If I have complaints about this film, they are minor. The shooting is beautiful but there are short passages where it feels a little “CSI” or even “Grey’s Anatomy”. Some of the reason for this is probably that the slickness of the color choices and camera work when married to a soundtrack full of atl-rock darlings occasionally produces a bit more melodrama than simple, powerful pathos. But on the whole this movie is just too well orchestrated and mannered to get stuck in contrived emotionality. The other complaint I have is that there is a lot of expository dialog that is utilized to bring the plot to it's endpoint. In a lesser director’s hand this might have been a terminal flaw, but here it is well handled and might almost escape notice because the painterly style the visuals keeps the audience invested in solving the puzzle, even when reading long dialog segments.

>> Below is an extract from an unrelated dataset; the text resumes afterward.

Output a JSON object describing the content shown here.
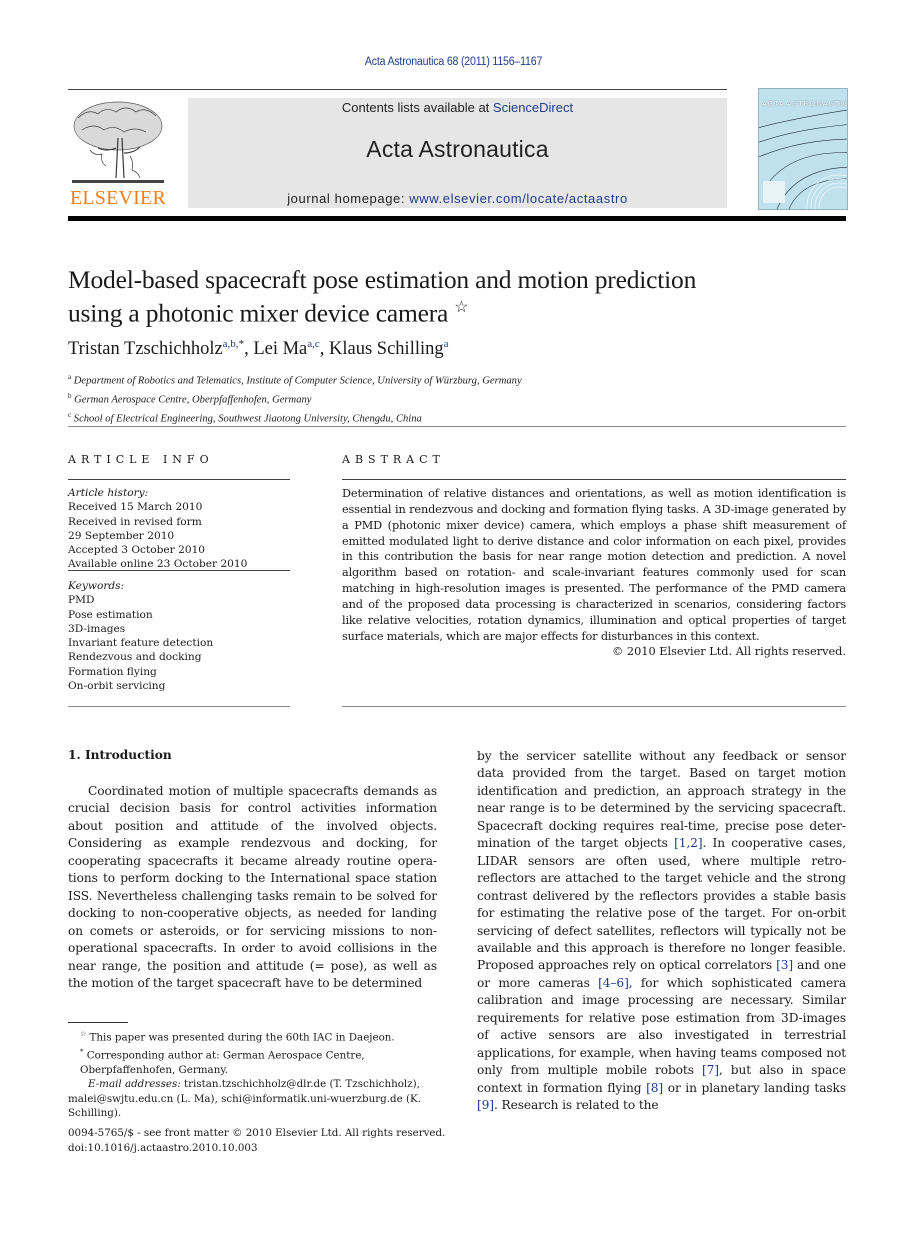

Overall, I doubt I will see a better film this year. As it is, I am not sure how the Academy managed to pick 5 foreign films from last year that they thought were more deserving of recognition than this one. “Confessions” cements itself as a sensational piece of art by not giving the viewer any path to its conclusion that doesn’t require them to invest in the story and its characters. Who knows, maybe the film’s adherence to revenge film plot machinery hurt it in the Academy’s eyes. No matter, a film this good doesn’t need to garner the big hardware to be accepted as great. It will be deemed great on its merits; for taking risks, accessibly forwarding complex themes, and exemplifying amazing craftsmanship.